SISSCR's maturity spectrum is a work in progress. Soon to come, says the group, is a survey that would compare a given firm's maturity level against established responsibility rankings and actual supply-chain performance.

Meanwhile, a number of companies are making progress. In a bid to improve its labor and environmental practices, Starbucks offers coffee farmers "preferred supplier" status, including a premium price for their beans. The program is meant to offset the added financial burden on growers of complying with strict labor standards. At the same time, it burnishes Starbucks' public image as a "socially, environmentally and ethically conscious coffee seller."

Intel has been working with NGOs like the Enough Project to eliminate the use of conflict minerals from the Democratic Republic of the Congo in its products. Vice president of global procurement and sourcing Jackie Sturm said the company has sent representatives directly to the mines to determine the origin of key minerals such as tungsten, tin, tantalum and gold. It has also collaborated with the Electronic Industry Citizenship Coalition and Global e-Sustainability Initiative to develop a program for identifying material origins at the smelter. Intel has set a corporate target to be completely conflict-free for tantalum by the end of 2012, and plans to extend that designation to all four materials by 2013.

The company is also drawing on the help of NGOs, government officials and Chinese factory heads to understand the labor issues faced by suppliers. The goal is to "work together to outsmart the problem," said Sturm.

There are no overnight solutions. Sturm likened Intel's environmental and social governance efforts to the company's ongoing quality program, launched 30 years ago. "It is a journey," she said. "It takes some time. Companies need to see that it can work."
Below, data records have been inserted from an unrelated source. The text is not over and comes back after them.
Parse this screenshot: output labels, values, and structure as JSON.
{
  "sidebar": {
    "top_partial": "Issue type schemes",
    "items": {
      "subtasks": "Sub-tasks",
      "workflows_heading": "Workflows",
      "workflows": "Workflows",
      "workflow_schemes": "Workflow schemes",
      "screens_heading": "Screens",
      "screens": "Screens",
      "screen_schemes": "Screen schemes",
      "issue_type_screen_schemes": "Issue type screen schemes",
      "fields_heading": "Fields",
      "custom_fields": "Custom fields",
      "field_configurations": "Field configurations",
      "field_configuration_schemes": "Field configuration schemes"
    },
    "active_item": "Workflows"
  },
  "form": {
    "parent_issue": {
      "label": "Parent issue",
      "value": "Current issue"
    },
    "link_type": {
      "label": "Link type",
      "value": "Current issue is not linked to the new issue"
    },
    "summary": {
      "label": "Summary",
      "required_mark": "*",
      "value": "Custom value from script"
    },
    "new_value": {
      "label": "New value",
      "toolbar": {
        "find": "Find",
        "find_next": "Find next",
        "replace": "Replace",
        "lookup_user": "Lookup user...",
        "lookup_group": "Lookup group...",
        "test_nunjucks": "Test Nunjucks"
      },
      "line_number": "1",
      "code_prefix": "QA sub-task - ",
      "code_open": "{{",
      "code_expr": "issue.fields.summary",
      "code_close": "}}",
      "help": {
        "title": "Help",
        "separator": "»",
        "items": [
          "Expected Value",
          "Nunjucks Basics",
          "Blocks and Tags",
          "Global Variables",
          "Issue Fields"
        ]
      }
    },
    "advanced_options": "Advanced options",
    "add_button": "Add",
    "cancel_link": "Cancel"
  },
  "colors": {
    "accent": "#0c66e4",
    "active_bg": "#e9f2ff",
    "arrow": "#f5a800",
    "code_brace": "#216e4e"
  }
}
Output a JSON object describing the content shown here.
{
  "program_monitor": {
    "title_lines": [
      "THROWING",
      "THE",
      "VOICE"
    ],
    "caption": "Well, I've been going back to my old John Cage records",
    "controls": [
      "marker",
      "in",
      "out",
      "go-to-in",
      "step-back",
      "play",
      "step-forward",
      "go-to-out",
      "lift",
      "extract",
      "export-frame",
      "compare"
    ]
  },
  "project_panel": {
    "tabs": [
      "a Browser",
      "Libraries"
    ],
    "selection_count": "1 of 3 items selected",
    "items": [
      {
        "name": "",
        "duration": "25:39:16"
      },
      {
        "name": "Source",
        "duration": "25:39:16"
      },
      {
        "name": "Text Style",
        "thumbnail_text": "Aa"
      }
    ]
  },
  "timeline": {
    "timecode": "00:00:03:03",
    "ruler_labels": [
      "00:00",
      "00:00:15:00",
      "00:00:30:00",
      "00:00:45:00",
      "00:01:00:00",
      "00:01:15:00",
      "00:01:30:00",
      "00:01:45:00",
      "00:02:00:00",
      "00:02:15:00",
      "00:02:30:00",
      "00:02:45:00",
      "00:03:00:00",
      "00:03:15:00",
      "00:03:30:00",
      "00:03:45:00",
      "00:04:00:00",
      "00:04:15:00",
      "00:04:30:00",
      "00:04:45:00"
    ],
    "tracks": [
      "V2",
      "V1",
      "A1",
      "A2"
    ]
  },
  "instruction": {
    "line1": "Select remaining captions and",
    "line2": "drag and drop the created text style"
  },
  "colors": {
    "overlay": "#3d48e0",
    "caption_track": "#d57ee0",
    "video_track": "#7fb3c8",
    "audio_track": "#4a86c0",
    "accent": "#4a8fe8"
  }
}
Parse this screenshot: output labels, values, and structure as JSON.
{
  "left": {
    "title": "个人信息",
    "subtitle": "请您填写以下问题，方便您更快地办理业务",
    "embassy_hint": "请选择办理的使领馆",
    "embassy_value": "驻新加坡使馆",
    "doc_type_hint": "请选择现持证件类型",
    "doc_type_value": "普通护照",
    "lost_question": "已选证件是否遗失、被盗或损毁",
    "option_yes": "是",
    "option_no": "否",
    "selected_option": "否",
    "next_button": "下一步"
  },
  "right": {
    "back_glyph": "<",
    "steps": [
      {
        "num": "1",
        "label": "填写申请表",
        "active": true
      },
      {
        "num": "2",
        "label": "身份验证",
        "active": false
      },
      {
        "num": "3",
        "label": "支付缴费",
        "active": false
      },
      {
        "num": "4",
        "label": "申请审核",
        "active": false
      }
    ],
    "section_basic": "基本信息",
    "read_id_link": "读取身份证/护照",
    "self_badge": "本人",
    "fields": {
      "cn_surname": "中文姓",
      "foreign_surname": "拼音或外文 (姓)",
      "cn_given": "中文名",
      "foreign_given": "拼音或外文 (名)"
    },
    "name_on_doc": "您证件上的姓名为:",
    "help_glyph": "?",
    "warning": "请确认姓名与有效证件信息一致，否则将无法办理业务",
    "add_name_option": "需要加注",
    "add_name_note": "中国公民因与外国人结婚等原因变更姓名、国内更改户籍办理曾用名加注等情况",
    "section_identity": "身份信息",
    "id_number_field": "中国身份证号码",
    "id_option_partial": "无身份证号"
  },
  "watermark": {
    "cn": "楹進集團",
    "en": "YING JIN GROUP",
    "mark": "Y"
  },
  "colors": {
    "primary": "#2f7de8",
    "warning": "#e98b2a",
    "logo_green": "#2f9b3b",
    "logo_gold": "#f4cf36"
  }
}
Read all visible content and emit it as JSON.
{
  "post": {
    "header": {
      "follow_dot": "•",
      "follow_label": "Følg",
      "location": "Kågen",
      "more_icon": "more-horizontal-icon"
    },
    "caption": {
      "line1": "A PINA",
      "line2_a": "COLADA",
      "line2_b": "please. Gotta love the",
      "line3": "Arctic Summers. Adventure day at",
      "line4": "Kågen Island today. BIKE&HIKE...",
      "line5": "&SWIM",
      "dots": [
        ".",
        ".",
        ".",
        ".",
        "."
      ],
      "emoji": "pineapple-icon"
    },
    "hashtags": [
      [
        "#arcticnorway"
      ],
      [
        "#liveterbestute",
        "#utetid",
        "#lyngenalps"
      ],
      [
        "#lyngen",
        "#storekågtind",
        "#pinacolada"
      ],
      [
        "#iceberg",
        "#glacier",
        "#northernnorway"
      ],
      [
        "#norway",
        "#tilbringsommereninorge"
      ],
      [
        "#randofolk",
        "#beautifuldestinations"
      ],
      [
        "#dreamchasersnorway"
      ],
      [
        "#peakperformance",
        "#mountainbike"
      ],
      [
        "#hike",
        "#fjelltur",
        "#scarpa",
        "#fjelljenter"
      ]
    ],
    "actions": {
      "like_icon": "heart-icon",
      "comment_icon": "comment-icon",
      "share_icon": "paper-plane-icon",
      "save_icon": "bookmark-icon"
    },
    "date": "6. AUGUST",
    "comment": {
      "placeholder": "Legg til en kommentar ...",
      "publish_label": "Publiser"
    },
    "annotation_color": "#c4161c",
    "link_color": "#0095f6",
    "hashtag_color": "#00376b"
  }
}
Microsoft is experimenting with the use of facial-recognition software, to cut down on the use of fake IDs that can result in the employment of underage labor at suppliers' factories. Anne Kelley, senior director of supply chain and IP, said the company monitors plant employees directly. "In social responsibility," she said, "the voice of the worker is king. We need to hear things that don't come from the supplier."

The problem has to be attacked at multiple levels. The SISSCR paper cites a 2007 MIT study, which found that the best way to promote improved working conditions in supplier factories "was by providing technical assistance to suppliers and empowering employees on shop floors. This was opposed to buyers simply monitoring compliance to supplier codes of conduct."

So is progress toward supply-chain responsibility being made? No question about it. But when it comes to assessing the maturity of those efforts, a lot of companies are still in their teenage years.

Comment on This Article


Keywords: supply chain, supply chain management, international trade, supply chain responsibility, China labor practices, conflict minerals, supply chain planning, supply chain risk management